I wanted this week’s post to be about my new book — almost ready to be born, almost ready to come into the world. I wanted this week’s post to be about joy, about creativity, about seeing one’s work come into being. And I am happy, almost joyful about it. Echoes from the Alum Chine, almost here, really.

But this week’s news has just been too disheartening. Tax cuts for the rich, a massacre of the EPA, destruction of arts’ advocacy groups. I won’t go on – I’m sure you know more than I what is at stake. What a statement of values from our elected-by-the-electoral-college president.

My wonderful German-American cousin sent me this poem, a blessing, in these days when we need a blessing, or whatever word we’d use for help in not despairing.
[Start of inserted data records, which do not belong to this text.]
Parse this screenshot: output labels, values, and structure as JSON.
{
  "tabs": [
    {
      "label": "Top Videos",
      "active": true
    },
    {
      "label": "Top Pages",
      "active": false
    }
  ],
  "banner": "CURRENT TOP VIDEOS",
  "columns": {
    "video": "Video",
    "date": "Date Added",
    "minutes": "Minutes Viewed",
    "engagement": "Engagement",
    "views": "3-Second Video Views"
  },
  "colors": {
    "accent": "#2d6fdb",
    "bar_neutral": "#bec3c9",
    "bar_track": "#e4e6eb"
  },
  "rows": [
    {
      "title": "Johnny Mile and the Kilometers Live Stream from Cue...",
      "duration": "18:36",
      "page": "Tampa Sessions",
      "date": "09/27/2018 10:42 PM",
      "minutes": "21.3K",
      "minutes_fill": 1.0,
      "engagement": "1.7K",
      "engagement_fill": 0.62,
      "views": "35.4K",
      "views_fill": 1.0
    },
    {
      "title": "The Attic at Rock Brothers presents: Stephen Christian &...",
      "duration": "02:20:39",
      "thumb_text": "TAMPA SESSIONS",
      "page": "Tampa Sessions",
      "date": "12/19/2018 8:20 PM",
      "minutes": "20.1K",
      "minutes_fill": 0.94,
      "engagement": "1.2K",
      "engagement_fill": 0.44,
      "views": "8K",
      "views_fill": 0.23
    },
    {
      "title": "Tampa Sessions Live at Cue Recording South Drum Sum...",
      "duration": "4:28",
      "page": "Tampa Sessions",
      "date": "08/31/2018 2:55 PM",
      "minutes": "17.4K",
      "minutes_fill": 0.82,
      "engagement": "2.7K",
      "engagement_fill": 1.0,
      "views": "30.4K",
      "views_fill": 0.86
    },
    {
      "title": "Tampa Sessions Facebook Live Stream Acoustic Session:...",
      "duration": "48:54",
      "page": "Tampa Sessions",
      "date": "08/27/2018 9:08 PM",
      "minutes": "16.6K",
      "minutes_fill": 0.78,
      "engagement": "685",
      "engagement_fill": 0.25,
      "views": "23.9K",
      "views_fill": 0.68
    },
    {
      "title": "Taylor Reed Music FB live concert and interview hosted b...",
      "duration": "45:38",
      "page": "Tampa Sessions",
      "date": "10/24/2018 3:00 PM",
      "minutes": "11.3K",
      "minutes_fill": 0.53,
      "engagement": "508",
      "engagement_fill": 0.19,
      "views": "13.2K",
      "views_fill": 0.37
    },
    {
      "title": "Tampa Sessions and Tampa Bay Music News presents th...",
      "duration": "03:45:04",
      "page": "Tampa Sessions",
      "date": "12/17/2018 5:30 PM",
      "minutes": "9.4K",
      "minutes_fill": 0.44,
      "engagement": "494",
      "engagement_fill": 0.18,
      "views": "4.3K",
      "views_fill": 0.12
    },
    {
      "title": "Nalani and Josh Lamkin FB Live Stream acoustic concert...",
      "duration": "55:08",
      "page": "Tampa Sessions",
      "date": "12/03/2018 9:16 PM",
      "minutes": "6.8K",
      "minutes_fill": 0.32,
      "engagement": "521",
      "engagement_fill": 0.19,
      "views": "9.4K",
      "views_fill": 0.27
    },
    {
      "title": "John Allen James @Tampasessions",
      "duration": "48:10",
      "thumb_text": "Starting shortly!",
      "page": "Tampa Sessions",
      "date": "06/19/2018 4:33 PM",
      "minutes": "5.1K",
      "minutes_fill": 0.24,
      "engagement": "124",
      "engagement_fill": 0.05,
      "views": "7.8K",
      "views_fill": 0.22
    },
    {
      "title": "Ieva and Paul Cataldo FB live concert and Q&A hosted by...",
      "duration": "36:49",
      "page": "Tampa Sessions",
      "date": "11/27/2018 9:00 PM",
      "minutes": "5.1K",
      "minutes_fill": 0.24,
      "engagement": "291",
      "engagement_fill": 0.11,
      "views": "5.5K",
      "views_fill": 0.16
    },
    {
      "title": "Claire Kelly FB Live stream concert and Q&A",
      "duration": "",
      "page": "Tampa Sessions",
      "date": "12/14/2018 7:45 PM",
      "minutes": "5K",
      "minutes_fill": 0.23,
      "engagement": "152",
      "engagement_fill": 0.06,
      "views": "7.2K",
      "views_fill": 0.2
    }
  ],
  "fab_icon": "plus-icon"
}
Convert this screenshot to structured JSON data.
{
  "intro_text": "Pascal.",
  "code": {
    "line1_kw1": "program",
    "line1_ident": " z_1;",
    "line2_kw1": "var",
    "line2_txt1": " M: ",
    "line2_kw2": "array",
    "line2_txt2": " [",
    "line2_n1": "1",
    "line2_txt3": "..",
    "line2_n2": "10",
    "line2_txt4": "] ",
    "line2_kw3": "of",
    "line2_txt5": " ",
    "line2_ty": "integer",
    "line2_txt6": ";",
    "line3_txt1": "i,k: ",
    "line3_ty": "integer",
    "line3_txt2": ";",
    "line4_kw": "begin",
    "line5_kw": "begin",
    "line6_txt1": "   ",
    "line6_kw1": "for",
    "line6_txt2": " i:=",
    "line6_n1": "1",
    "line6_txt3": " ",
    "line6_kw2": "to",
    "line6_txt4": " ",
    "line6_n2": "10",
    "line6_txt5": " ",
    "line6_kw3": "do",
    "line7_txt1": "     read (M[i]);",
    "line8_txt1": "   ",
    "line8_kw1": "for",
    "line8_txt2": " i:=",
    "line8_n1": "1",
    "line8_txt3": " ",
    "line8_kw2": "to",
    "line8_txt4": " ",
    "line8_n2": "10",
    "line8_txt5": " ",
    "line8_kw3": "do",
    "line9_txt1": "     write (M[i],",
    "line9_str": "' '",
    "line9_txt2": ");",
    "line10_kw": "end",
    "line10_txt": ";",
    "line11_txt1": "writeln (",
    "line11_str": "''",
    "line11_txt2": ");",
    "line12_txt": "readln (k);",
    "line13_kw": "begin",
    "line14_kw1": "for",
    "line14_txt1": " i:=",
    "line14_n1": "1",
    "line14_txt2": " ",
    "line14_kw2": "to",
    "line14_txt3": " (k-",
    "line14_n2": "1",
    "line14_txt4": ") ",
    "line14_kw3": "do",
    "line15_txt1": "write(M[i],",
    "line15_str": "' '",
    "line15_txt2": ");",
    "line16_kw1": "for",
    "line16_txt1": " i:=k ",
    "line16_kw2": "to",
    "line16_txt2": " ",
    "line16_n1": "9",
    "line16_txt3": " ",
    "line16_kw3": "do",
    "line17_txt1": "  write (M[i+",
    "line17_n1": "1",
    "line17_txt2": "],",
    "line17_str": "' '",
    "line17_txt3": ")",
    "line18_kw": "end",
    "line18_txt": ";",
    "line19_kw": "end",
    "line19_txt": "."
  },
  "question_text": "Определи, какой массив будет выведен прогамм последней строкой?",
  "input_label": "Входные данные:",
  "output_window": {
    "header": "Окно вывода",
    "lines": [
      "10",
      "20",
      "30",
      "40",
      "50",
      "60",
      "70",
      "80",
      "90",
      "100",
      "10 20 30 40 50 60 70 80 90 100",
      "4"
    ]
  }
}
John O’Donohue says it better than I ever could, for in poetry lies our soul. Would that our leaders realized that.

Beannacht (“Blessing”)

On the day when
the weight deadens
on your shoulders
and you stumble,
may the clay dance
to balance you.

And when your eyes
freeze behind
the grey window
and the ghost of loss
gets in to you,
may a flock of colours,
indigo, red, green,
and azure blue
come to awaken in you
a meadow of delight.

When the canvas frays
in the currach of thought
and a stain of ocean
blackens beneath you,
may there come across the waters
a path of yellow moonlight
to bring you safely home.

May the nourishment of the earth be yours,
may the clarity of light be yours,
may the fluency of the ocean be yours,
may the protection of the ancestors be yours.
And so may a slow
wind work these words
of love around you,
an invisible cloak
to mind your life.

~ John O’Donohue ~

And next week will be better.

Another Sunday, http://www.cynthiastrauff.com